An unlikely sounding thread title I know
But I’m proposing it as a serious option.
There’s no doubt that unicycling is superb for maintaining health and cardiovascular fitness: one of ‘Unigeezers’ vids mentioned that, though he’s getting on a bit, he’s now, thanks to unicycling, in the best shape of his life.
(though he does tend to do some of the more intense forms of unicycling, like trials/extreme muni, whereas I stick to just riding distance).
I can no longer run, due to a foot issue, yet find that unicycling, being almost zero impact, is unaffected.
Recently, after an ambitously long session of barefoot walking, that left my feet so blistered that it was very painful to walk, I again found it easy to do a 1hr+ uni ride into town.
In fact, over the years, I’ve had several incidences of leg issues that have made walking either impossible, or painful, and found that unicycling is the best option for getting from A to B without feeling that I’m making the injury worse.

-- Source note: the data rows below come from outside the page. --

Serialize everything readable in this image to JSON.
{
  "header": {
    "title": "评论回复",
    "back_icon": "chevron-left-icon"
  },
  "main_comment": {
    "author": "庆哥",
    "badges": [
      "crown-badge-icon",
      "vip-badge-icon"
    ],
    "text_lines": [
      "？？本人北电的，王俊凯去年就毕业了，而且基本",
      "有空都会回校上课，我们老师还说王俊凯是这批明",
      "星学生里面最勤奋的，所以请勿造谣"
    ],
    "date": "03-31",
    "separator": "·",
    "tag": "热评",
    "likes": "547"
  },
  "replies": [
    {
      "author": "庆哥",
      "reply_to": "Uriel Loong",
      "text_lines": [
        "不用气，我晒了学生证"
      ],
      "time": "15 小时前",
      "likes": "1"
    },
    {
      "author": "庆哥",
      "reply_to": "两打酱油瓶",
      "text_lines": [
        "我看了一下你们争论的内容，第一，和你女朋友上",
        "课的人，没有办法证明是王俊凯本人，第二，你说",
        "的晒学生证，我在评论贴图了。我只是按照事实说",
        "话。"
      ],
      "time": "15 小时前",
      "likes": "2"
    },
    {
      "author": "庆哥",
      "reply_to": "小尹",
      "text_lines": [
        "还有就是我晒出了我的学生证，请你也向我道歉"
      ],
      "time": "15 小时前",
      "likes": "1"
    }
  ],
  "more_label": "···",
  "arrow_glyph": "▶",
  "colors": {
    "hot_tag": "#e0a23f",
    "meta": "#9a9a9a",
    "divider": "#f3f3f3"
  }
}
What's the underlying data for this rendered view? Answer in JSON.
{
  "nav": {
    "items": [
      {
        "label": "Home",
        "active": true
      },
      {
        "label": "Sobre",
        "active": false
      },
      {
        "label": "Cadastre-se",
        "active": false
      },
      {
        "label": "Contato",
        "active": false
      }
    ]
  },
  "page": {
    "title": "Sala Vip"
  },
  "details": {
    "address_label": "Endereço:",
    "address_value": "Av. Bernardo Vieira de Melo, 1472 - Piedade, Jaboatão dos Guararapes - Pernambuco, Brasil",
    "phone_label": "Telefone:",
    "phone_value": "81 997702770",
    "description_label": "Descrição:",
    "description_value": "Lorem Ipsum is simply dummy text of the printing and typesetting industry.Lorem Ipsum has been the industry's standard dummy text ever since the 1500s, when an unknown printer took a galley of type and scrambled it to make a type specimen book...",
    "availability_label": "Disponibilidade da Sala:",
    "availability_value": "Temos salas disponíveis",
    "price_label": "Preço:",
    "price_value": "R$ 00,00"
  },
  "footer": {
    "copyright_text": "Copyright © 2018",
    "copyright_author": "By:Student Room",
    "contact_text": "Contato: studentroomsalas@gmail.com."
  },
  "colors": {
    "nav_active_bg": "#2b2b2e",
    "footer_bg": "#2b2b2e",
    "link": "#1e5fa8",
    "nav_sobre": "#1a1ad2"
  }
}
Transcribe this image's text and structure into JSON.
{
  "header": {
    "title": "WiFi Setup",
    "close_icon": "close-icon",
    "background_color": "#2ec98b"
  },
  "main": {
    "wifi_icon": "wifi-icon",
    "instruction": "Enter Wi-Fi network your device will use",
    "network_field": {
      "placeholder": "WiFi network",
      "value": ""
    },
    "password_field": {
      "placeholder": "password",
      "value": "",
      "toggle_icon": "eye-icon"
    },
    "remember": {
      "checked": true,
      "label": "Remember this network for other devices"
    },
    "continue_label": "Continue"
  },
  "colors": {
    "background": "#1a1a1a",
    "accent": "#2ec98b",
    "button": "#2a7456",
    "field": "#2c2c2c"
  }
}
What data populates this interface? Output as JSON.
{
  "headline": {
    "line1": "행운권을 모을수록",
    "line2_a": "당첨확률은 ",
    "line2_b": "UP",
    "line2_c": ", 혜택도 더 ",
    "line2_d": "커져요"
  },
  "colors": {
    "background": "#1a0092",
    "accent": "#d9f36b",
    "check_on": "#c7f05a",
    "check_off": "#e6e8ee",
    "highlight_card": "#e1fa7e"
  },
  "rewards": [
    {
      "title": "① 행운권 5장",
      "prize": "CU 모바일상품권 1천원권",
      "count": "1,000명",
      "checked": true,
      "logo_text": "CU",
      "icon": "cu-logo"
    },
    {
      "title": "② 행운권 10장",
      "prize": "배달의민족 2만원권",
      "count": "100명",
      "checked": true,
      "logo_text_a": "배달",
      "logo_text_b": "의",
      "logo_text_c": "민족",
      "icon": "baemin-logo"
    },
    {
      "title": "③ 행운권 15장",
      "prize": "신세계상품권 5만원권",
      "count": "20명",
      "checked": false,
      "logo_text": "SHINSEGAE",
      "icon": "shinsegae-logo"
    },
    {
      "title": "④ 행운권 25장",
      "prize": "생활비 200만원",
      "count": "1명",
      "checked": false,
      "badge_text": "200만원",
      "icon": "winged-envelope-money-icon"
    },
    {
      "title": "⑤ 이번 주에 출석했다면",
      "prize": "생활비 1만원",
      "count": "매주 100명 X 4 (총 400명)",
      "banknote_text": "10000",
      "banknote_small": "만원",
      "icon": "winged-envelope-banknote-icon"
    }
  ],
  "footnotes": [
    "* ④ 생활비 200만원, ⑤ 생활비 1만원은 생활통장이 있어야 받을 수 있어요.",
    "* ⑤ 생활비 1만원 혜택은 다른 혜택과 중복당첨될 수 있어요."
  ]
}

Basically, on those occasions, I’m using the unicycle as a kind of mobility scooter.
I can imagine that it would be feasible to continue to do so into my 50’s/60’s/70’s/80’s? Perhaps to continue unicycling past the point I can walk comfortably, and do so, not just for the enjoyment of unicycling, but because it’s actually more practical than walking.
Of course, that option is only feasible for unicyclists- I can’t imagine it being a good idea for the average non-unicycling pensioner to suddenly choose to learn to unicycle, with an eye to using it as a mobility scooter alternative